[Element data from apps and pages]
##########

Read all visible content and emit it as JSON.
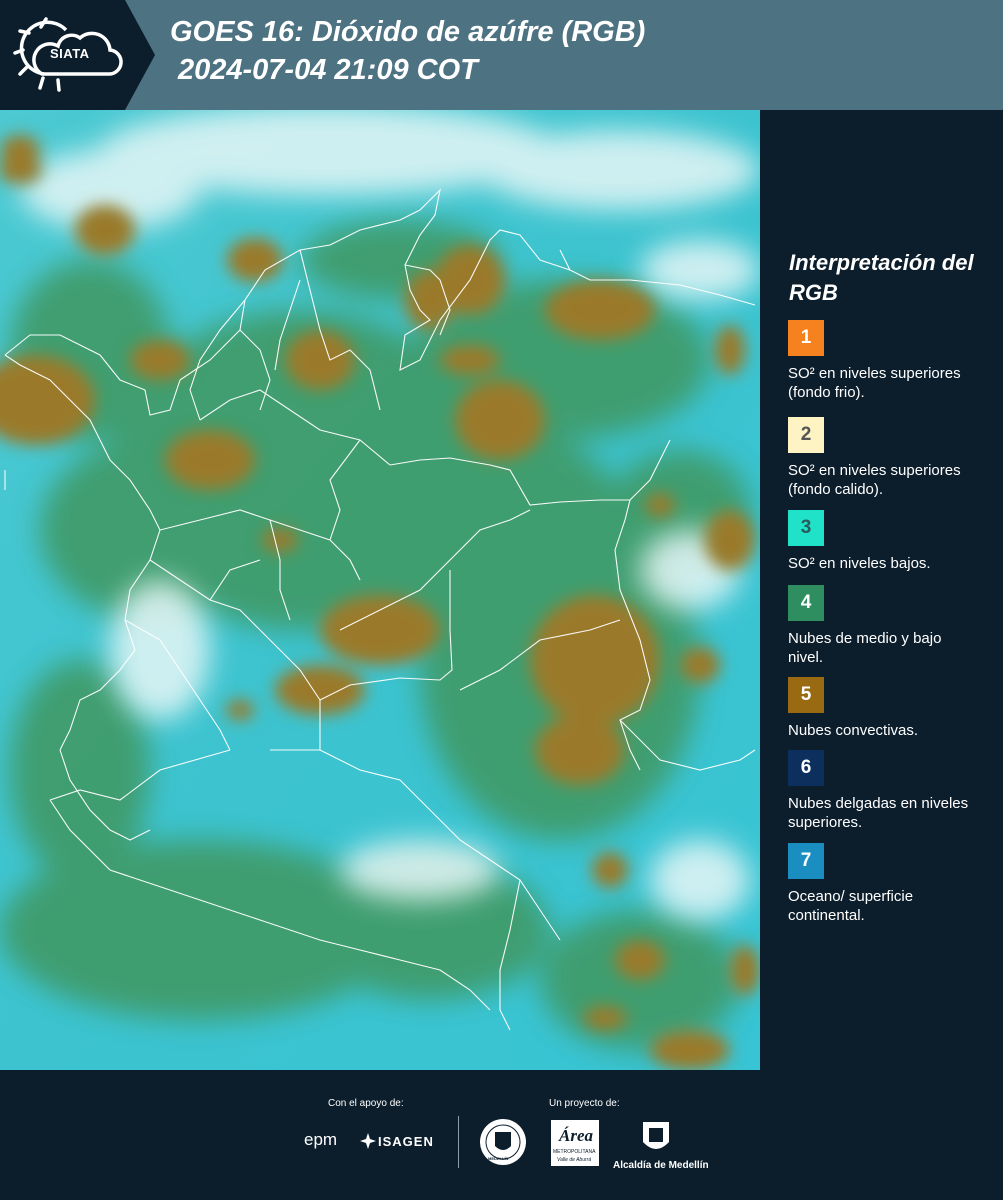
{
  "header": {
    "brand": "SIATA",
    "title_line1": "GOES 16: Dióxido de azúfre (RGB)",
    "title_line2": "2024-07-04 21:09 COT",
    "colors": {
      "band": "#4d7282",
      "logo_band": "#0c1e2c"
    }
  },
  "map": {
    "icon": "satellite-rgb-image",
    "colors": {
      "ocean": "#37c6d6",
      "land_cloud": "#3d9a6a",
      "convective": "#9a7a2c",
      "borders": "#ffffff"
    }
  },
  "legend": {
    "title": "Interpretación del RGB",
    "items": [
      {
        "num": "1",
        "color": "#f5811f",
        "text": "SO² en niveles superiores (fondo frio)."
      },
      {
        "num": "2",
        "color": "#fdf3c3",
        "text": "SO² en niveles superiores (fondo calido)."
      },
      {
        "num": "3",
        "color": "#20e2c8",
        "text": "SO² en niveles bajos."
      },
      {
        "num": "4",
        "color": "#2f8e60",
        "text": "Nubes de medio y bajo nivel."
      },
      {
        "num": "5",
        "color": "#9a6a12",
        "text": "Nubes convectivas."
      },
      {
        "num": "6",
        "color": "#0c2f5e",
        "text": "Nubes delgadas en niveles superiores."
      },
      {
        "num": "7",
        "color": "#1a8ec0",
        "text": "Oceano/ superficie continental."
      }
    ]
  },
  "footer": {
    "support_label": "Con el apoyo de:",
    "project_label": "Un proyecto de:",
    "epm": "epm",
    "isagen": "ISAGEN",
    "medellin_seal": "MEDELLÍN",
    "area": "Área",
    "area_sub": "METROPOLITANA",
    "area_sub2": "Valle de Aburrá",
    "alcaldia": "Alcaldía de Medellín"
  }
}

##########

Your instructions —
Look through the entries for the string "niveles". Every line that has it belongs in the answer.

Response —
        "text": "SO² en niveles superiores (fondo frio)."
        "text": "SO² en niveles superiores (fondo calido)."
        "text": "SO² en niveles bajos."
        "text": "Nubes delgadas en niveles superiores."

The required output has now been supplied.